We're documenting how Southern California’s deserts have changed over the last century. Decades after zoologist Joseph Grinnell’s expeditions into California’s wild places in the early 1900s, museum staff returned to Grinnell’s study sites. Along with UC Berkeley’s Museum of Vertebrate Zoology, we retraced his team’s footsteps in the Mojave National Preserve, Joshua Tree National Park, and San Jacinto Mountains to reevaluate the flora and fauna. We compared our extensive data with Grinnell’s specimens, photos, and field notes, revealing significant range extensions, steep declines, and surprising stabilities among various species of animals.  

Restoring Sonoran Pronghorn to Southern California
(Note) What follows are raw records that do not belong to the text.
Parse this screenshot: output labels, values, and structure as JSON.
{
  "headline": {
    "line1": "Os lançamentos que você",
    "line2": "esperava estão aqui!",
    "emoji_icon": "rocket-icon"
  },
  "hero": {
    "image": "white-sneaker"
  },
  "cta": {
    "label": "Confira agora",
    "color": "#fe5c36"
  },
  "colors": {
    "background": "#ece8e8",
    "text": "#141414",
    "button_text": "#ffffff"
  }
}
Nat staff are spearheading efforts to reintroduce endangered Sonoran pronghorn to California after they disappeared over 80 years ago. Although they’re the fastest land mammals in the Western Hemisphere, pronghorn couldn’t outpace habitat loss and hunting, and disappeared from our region in 1941. Using museum collections, genetics, and captive breeding, our team is collaborating with government agencies, universities, zoos, hunting groups, and conservation organizations in the U.S. and Mexico to bring this endangered subspecies back—and set it up for success in our region. The current candidate for their new home is the last place they were seen: the Chuckwalla Bench northeast of the Salton Sea.